▸ Prompt
Among the entries that follow, find the lines containing the string "left" and copy them.
Top of Material provided
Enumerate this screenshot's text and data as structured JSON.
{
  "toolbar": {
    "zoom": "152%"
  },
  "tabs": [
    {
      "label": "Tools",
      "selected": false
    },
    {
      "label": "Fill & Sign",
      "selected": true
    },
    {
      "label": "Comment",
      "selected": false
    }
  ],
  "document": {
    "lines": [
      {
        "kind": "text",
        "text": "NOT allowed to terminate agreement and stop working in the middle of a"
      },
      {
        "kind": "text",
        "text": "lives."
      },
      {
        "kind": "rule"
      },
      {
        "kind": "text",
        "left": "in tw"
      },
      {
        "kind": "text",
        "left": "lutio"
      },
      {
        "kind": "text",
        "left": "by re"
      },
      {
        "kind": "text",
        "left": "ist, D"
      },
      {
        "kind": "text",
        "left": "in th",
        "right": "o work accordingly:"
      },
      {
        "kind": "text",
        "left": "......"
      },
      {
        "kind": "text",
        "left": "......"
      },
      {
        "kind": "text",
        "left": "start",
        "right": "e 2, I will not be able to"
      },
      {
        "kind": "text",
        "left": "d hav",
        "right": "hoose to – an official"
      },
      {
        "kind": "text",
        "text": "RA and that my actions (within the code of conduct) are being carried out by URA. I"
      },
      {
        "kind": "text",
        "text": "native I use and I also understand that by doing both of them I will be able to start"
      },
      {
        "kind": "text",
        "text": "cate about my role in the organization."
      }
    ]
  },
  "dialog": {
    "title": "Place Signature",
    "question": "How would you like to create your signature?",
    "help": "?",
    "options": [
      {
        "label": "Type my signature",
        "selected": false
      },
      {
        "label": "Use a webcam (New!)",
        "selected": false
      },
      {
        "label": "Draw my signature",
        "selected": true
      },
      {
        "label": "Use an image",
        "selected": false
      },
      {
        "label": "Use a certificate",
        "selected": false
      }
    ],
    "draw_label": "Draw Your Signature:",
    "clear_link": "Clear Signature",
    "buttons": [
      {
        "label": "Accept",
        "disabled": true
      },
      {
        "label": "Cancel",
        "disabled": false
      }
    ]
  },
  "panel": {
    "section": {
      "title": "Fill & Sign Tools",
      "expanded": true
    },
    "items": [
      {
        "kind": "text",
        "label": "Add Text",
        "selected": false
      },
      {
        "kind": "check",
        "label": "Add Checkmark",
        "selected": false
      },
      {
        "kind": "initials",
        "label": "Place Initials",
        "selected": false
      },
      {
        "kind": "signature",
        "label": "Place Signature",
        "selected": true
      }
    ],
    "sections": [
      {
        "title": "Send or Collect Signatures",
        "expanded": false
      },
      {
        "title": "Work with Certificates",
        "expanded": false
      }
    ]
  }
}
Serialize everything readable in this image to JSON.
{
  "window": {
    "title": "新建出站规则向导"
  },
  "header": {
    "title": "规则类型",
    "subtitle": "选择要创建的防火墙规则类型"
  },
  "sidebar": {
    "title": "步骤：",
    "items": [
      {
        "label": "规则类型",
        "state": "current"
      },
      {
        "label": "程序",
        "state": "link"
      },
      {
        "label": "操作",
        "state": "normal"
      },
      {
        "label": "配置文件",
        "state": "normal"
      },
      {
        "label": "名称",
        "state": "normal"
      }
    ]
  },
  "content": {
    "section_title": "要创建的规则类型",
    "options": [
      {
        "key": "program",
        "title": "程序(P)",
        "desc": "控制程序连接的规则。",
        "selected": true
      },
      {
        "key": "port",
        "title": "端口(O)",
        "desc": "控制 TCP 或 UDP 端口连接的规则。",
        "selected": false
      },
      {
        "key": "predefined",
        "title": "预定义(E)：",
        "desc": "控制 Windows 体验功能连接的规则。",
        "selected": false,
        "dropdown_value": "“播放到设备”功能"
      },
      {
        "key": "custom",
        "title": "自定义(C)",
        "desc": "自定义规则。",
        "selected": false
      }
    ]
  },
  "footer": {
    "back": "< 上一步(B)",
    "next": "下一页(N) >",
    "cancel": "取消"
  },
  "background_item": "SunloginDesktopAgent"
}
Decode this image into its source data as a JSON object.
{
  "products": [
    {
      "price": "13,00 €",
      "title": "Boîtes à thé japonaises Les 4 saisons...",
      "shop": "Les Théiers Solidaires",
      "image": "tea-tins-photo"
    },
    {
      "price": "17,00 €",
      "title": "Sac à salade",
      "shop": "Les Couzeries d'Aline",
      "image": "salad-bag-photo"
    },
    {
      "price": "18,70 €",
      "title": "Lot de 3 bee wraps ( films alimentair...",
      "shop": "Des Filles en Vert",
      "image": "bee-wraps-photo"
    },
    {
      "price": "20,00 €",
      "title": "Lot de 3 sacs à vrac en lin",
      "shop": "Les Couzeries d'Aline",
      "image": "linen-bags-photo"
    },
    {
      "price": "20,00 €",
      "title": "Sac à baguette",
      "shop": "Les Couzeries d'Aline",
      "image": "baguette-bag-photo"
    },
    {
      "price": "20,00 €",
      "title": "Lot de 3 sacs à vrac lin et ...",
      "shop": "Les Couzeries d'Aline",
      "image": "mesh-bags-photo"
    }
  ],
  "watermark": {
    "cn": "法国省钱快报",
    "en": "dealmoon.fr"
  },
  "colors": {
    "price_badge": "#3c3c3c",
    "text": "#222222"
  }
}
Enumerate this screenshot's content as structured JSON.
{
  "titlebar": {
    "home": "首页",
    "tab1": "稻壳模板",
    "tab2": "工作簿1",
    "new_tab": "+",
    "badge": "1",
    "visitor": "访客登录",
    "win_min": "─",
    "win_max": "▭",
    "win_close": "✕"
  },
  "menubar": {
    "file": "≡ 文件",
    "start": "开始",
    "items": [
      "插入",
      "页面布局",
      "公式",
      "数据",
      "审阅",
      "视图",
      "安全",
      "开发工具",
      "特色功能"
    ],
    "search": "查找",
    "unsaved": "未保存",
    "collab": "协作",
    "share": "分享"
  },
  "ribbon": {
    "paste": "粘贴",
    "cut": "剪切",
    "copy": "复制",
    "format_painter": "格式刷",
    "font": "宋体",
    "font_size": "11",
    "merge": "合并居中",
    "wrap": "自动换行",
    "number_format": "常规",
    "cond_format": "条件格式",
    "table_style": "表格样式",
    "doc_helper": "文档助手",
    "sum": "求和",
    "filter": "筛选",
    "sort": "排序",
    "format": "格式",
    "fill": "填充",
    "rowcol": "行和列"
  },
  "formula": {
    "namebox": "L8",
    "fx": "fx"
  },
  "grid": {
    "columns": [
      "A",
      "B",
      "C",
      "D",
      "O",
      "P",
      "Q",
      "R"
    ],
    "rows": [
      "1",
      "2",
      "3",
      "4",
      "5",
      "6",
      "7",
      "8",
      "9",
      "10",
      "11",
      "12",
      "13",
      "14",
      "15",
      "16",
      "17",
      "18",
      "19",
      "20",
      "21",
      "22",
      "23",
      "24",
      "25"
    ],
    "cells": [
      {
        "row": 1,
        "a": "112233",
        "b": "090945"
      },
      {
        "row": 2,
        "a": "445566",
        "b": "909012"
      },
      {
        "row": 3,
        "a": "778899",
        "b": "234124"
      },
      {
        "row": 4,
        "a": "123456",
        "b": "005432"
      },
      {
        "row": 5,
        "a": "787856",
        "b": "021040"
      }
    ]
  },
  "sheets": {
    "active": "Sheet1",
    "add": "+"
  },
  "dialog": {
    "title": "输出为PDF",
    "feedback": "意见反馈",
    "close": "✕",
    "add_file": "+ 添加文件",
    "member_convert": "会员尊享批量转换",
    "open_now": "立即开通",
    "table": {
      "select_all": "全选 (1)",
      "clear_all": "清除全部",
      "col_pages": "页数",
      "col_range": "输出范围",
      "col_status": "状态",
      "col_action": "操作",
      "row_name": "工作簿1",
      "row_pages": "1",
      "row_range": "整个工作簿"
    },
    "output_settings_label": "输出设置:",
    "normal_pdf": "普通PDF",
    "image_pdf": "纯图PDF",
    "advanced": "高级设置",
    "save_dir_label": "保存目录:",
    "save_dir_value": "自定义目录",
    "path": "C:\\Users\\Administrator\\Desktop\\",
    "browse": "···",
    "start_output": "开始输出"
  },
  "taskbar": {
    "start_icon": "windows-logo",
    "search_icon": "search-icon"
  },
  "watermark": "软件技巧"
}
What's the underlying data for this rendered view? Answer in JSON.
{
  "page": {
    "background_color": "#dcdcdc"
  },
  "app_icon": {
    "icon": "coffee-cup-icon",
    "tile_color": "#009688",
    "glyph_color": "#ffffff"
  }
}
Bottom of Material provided
▸ Solution to the problem
        "left": "in tw"
        "left": "lutio"
        "left": "by re"
        "left": "ist, D"
        "left": "in th",
        "left": "......"
        "left": "......"
        "left": "start",
        "left": "d hav",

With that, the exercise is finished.